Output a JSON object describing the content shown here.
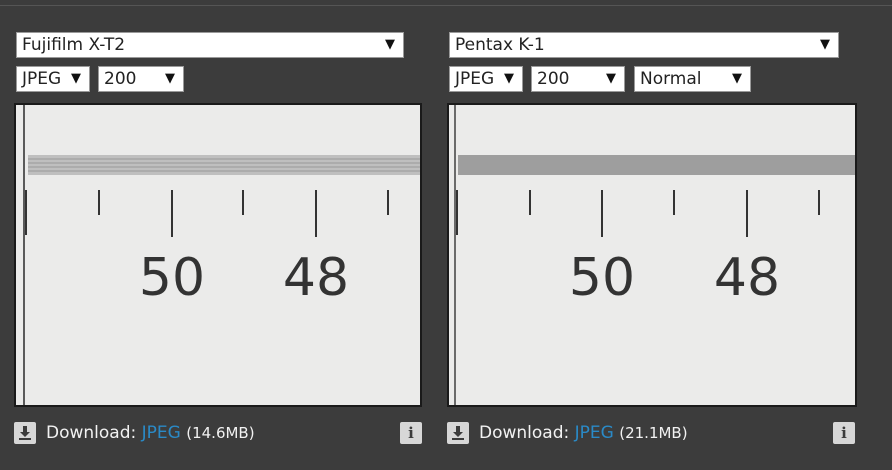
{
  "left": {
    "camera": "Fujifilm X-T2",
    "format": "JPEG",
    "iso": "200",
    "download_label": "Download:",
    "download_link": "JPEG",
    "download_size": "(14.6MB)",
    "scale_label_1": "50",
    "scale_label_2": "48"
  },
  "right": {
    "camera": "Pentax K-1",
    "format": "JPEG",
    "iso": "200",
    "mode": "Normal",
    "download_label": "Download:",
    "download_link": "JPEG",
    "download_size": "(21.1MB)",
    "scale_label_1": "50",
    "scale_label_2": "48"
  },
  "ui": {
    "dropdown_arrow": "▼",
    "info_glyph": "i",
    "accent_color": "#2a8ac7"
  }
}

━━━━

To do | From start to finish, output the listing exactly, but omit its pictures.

Task answer |
Output a JSON object describing the content shown here.
{
  "left": {
    "camera": "Fujifilm X-T2",
    "format": "JPEG",
    "iso": "200",
    "download_label": "Download:",
    "download_link": "JPEG",
    "download_size": "(14.6MB)",
    "scale_label_1": "50",
    "scale_label_2": "48"
  },
  "right": {
    "camera": "Pentax K-1",
    "format": "JPEG",
    "iso": "200",
    "mode": "Normal",
    "download_label": "Download:",
    "download_link": "JPEG",
    "download_size": "(21.1MB)",
    "scale_label_1": "50",
    "scale_label_2": "48"
  },
  "ui": {
    "dropdown_arrow": "▼",
    "info_glyph": "i",
    "accent_color": "#2a8ac7"
  }
}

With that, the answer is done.